The general rules relating to policies held on trust are described in IPTM3250. Where a policy is held on trust, the settlor of the trust will normally be chargeable if still available to charge. A settlor who dies may in some cases be chargeable on an event occurring after death, for example where the policy held by trustees is on the life of someone other than the settlor and continues following the settlor’s death. When a chargeable event occurs after a UK resident settlor’s death, but before the end of the tax year, the gain will be chargeable as part of the total income of the deceased settlor for that tax year.

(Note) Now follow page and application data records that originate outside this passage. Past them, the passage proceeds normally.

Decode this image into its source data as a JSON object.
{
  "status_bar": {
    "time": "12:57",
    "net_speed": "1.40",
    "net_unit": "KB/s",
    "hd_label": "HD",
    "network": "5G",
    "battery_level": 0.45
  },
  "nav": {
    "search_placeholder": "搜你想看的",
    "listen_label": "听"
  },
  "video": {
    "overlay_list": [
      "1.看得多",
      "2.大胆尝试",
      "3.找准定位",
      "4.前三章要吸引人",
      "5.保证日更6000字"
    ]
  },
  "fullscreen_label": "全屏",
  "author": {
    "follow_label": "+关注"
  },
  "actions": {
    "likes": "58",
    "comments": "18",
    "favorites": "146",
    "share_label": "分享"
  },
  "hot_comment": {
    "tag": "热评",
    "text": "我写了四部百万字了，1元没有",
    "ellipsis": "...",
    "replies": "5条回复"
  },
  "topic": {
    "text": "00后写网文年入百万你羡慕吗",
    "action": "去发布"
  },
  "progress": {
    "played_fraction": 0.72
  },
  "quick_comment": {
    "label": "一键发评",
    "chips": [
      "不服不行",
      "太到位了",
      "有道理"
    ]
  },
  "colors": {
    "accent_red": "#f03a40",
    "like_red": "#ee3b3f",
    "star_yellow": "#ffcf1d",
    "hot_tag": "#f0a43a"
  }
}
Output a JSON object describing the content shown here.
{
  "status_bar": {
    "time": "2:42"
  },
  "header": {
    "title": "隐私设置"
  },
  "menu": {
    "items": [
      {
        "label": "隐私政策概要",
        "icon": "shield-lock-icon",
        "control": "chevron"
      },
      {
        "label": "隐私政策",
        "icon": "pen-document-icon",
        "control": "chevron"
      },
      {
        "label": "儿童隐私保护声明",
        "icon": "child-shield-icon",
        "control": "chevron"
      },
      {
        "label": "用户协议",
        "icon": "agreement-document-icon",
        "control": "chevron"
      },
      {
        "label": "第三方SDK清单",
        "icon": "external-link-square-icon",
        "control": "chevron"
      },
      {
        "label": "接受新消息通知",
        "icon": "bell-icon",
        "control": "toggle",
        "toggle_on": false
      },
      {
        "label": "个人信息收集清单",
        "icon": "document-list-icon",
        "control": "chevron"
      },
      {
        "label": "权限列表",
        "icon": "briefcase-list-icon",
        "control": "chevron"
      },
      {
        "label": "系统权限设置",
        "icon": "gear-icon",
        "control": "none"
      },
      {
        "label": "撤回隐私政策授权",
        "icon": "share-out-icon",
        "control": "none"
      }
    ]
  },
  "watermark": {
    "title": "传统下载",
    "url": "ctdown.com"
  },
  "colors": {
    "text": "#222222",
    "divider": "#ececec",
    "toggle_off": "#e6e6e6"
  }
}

Where the gain arises on an event after the end of the tax year in which the settlor died, the trustees will be taxable on the gain, subject to the transitional provision for policies in existence before 17 March 1998 which is described at IPTM3230.


Further reference and feedback

IPTM1013